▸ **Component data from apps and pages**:
____________

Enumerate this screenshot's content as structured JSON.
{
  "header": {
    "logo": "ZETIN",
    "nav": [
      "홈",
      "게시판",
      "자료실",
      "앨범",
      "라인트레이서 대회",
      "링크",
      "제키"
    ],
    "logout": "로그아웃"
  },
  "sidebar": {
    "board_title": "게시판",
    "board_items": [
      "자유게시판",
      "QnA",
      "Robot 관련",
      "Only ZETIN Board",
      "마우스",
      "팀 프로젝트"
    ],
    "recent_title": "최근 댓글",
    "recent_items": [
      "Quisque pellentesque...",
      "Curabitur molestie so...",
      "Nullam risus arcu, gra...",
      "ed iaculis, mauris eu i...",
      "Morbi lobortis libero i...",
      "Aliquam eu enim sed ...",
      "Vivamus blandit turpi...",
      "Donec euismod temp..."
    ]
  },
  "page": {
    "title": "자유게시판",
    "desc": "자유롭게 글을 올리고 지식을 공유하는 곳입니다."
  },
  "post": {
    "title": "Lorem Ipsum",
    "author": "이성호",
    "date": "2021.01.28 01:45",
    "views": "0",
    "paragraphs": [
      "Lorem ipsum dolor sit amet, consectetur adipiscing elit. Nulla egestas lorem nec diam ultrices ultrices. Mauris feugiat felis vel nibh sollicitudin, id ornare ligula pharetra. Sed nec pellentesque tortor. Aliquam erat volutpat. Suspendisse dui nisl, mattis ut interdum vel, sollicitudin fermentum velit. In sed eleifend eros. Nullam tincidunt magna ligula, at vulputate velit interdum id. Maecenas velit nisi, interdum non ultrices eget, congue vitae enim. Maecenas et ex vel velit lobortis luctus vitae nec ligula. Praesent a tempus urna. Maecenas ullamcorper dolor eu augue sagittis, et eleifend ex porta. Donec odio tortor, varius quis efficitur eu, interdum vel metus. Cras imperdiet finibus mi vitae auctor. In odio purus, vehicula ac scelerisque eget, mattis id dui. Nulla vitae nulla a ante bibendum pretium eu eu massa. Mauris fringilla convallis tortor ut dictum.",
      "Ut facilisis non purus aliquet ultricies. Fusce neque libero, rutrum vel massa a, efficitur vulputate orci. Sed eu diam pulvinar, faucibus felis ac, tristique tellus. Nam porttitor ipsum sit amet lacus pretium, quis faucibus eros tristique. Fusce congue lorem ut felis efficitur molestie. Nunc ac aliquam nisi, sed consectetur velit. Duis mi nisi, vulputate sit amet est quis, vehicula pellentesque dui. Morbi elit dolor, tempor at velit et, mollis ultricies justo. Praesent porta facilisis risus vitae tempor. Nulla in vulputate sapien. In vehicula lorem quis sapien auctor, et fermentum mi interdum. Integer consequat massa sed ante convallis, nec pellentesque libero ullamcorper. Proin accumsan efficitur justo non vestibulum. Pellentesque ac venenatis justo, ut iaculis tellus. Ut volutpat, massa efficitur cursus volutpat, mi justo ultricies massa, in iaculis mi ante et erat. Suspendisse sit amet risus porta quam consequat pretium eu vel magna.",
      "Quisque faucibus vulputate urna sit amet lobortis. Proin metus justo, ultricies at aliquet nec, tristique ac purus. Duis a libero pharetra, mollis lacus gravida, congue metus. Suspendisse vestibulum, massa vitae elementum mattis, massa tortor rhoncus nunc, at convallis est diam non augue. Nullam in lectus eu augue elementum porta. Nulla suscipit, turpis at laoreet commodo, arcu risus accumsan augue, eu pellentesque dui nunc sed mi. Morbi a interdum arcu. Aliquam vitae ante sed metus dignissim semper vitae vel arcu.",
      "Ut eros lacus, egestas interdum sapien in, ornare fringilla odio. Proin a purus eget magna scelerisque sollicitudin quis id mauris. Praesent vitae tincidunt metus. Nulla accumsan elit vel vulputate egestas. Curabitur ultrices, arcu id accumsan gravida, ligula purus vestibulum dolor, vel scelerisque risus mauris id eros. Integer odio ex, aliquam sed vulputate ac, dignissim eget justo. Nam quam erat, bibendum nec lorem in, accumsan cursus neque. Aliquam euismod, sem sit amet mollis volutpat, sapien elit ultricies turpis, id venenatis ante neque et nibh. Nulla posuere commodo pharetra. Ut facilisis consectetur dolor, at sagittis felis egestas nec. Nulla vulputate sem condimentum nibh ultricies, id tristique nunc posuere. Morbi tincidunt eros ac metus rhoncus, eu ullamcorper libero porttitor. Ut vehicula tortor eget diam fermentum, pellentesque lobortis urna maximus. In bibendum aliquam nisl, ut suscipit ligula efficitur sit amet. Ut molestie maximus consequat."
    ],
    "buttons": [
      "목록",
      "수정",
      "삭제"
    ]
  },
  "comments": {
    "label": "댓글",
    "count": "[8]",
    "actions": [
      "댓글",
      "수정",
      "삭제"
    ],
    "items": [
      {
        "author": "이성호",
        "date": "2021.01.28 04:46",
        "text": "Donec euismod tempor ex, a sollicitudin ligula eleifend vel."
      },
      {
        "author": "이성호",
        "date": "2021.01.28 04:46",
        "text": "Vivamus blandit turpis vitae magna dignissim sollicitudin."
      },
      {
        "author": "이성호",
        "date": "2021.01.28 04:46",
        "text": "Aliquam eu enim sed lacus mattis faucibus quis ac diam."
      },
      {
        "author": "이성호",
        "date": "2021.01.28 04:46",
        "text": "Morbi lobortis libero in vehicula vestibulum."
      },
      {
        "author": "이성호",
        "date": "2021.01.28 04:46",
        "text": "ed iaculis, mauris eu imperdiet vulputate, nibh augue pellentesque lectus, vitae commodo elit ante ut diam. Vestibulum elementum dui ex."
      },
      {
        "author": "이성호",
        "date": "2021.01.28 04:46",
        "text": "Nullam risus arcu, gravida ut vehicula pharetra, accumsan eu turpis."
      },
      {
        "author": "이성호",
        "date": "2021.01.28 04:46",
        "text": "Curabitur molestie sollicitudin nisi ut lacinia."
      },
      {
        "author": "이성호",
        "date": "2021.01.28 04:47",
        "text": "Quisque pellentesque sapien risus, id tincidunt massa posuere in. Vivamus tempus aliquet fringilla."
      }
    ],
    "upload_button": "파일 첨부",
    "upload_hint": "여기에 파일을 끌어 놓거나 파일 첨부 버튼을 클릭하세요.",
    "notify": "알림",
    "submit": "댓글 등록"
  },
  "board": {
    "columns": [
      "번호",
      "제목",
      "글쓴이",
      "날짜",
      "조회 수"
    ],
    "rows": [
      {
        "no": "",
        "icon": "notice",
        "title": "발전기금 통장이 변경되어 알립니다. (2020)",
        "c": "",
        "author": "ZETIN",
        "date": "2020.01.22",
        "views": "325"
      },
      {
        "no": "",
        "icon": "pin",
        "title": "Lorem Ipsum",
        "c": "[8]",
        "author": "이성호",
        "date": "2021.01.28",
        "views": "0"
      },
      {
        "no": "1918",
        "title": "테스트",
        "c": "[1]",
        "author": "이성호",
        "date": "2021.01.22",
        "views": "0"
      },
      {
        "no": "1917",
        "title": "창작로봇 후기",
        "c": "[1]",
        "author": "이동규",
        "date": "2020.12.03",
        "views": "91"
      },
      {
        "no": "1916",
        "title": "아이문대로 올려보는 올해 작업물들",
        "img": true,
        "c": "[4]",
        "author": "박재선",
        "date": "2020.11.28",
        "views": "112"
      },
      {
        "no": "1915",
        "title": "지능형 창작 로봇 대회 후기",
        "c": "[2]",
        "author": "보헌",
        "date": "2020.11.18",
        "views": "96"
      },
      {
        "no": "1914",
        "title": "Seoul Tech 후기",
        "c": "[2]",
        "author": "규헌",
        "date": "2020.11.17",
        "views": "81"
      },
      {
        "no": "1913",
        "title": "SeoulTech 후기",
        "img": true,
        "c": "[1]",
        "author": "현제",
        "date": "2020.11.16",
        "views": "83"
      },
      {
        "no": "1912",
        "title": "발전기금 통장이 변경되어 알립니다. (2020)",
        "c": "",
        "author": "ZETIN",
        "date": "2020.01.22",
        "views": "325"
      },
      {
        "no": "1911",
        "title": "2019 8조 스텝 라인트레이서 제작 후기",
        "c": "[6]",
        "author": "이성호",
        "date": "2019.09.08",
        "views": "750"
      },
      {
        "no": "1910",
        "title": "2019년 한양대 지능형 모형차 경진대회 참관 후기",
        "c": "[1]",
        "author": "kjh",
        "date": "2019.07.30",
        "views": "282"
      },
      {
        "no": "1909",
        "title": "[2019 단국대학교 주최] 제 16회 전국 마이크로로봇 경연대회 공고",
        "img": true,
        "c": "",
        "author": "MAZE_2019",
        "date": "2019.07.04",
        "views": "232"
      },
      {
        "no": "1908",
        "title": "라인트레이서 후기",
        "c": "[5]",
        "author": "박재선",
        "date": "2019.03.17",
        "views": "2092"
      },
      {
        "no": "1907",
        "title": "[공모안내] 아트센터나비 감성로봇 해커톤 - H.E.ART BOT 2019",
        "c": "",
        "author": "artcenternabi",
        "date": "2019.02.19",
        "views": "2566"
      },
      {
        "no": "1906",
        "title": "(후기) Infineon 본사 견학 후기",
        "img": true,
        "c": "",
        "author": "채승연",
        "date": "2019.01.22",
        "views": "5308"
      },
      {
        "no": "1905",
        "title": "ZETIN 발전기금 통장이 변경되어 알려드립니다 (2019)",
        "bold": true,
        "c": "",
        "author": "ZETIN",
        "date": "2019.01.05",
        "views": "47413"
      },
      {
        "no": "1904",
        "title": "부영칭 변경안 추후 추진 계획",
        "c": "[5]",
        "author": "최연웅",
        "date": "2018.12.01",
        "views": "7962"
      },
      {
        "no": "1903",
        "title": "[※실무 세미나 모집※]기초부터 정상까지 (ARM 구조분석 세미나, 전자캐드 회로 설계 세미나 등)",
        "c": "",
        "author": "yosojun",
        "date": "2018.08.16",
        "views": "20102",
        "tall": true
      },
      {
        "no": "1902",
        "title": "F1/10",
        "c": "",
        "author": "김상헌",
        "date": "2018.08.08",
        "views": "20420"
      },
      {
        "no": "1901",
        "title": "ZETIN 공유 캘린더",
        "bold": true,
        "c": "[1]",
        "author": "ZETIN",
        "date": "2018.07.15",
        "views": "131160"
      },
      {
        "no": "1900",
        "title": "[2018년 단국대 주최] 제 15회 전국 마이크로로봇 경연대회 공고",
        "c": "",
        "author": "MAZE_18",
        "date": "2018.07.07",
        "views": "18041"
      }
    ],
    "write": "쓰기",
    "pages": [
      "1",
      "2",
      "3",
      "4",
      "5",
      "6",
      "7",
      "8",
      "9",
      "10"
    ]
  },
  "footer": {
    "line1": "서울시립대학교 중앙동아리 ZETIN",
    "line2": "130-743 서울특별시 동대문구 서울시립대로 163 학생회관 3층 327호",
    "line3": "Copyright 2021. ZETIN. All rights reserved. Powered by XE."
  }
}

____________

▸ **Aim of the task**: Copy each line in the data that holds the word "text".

▸ **Written answer**:
        "text": "Donec euismod tempor ex, a sollicitudin ligula eleifend vel."
        "text": "Vivamus blandit turpis vitae magna dignissim sollicitudin."
        "text": "Aliquam eu enim sed lacus mattis faucibus quis ac diam."
        "text": "Morbi lobortis libero in vehicula vestibulum."
        "text": "ed iaculis, mauris eu imperdiet vulputate, nibh augue pellentesque lectus, vitae commodo elit ante ut diam. Vestibulum elementum dui ex."
        "text": "Nullam risus arcu, gravida ut vehicula pharetra, accumsan eu turpis."
        "text": "Curabitur molestie sollicitudin nisi ut lacinia."
        "text": "Quisque pellentesque sapien risus, id tincidunt massa posuere in. Vivamus tempus aliquet fringilla."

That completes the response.